Expanding Medicaid would harm current enrollees
With provider networks shrinking, more plan participants would worsen situation
- Tuesday, November 20, 2012
Gov. Brian Sandoval is pondering whether to expand Medicaid eligibility in Nevada to include those earning up to 133 percent of the federal poverty line, including single, childless adults.
By all rights, current Medicaid enrollees should be holding their breath.
Why? Because any Medicaid expansion in Nevada will mean reduced access to care for those currently enrolled.
Advocates of expansion regularly over-simplify the issue. They assume that loosening eligibility requirements so that more individuals qualify for Medicaid would translate directly into more low-income families getting greater access to quality health care.
That would be true only if Medicaid eligibility really translated into people having access to quality health care.
In truth, health-care providers are turning away Medicaid patients at ever-higher rates.
A 2008 survey of physicians by the Center for Studying Health System Change revealed that only 40 percent of physicians accept all new Medicaid patients.
In other words, the majority of health-care providers are turning away Medicaid patients. That means Medicaid benefits aren't nearly as great as they appear on paper, since ever-fewer doctors will accept Medicaid as a form of payment.
Why do doctors refuse Medicaid patients? It's because policymakers have repeatedly cut the Medicaid reimbursement rates to physicians as a way of controlling the program's costs.
It's the same approach that has made care notoriously hard to come by in the "universal care" programs of Canada and Great Britain.
Here in the U.S., the fastest growing state budget item for more than a decade has been "free" Medicaid. Consequently, for state policymakers trying to balance budgets, cost control has been a top priority.
The result of their short-sighted solution, however, is that providers must forego higher earnings from other patients when they agree to treat Medicaid patients. In extreme cases, providers lose money by seeing Medicaid patients, because the reimbursement levels don't even cover the physician's costs.
Doctors, however, don't incur the financial and time costs of attending medical school so they can lose money. Consequently, most have just decided to no longer accept new Medicaid patients.
This means that — among the few doctors who continue to see these patients — care is essentially rationed. Stories increasingly abound of Medicaid patients not being able to get a doctor's appointment until it was tragically too late.

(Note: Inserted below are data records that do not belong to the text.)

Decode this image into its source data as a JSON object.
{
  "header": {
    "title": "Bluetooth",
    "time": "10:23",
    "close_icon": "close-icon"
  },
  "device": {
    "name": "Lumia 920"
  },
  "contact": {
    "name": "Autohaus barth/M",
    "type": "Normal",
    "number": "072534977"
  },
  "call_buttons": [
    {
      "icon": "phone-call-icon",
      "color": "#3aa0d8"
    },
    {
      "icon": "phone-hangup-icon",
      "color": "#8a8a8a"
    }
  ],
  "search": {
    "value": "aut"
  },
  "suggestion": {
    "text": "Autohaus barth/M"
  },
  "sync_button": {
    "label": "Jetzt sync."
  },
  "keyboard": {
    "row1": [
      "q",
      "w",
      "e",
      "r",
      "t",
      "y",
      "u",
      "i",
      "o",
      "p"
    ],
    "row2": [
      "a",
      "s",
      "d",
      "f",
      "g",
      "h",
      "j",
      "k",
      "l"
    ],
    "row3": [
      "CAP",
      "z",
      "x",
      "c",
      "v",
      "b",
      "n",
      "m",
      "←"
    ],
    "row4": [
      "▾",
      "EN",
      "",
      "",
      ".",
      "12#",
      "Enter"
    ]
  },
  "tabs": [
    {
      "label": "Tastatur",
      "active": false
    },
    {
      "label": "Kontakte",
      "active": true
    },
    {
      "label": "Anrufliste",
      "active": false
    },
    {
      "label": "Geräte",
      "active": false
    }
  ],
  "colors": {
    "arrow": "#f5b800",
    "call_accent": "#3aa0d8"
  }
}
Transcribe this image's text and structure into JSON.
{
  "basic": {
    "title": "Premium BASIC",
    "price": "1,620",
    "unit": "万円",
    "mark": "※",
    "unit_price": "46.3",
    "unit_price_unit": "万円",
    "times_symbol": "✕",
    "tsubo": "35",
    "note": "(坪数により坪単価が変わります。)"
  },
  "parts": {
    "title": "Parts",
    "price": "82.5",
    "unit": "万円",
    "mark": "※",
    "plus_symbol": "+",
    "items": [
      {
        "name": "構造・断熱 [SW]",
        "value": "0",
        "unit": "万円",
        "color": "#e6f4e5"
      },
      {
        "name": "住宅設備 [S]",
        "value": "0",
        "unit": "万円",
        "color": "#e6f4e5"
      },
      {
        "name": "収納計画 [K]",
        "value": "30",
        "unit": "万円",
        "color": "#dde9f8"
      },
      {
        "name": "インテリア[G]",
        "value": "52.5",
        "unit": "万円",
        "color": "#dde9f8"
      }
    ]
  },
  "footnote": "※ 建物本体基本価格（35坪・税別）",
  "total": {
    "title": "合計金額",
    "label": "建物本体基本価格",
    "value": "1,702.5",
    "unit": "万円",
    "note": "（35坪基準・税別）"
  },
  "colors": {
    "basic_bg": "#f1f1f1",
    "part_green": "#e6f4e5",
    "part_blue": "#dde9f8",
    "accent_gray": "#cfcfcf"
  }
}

The case of 12-year-old Deamonte Driver speaks volumes about the impact of health-care rationing on Medicaid patients.
Driver, a beneficiary in Maryland, developed a toothache. It should have meant only an $80 extraction.
However, because only 900 of Maryland's 5,500 dental care providers were accepting Medicaid, and these providers faced a backlog of patients, the Driver family — after calling more than 20 providers — was unable to get a timely appointment for Deamonte.
Soon, the youth's tooth infection abscessed and the infection spread to his brain. Deamonte, after complaining of a headache, was rushed to the hospital. He received two brain surgeries, but tragically died less than a month later.
If Medicaid guaranteed access to care, then this tragedy would never have befallen the Driver family. In reality, however, Medicaid only guarantees access to a waiting list that is already over capacity.
If Sandoval and Nevada lawmakers elect to push more individuals onto this waiting list for rationed care, it will only further strain the ability of the few providers who still accept Medicaid to treat these patients.
In this respect, policymakers expanding Medicaid would be like writing a check they know is going to bounce. Some individuals would receive the promise of greater access to health care, only to later learn that the promise is empty.
Worse, the additional strain that such an expansion would place on the shrinking network of Medicaid providers would mean that individuals who are currently Medicaid eligible would face higher competition for the few available time slots with these providers.
In other words, for the most vulnerable populations, their access to care would actually diminish as a result of Medicaid expansion.
If Nevada's policymakers really want to improve health-care access for the most vulnerable populations, they should shun eligibility expansion and instead institute reforms that put beneficiaries in control of their health-care dollars.
Structuring Medicaid benefits around a Health Opportunity Account, for example, would allow beneficiaries to purchase medical care directly from providers — even when those providers refuse to accept standard Medicaid rates.
At the same time, HOAs give beneficiaries incentives to economize and avoid superfluous care. Why? Because they get to keep a majority of the funds in their account even if they gain employment and lose their Medicaid eligibility.
Advocates of market-oriented policies aren't heartless. They just recognize that markets are more effective at alleviating human suffering than are government-centric approaches, which regularly fail to achieve their stated objectives.
It might initially seem intuitive that a Medicaid expansion would benefit the less fortunate — until you actually think about it.
Geoffrey Lawrence is deputy policy director at the Nevada Policy Research Institute. For more visit http://npri.org.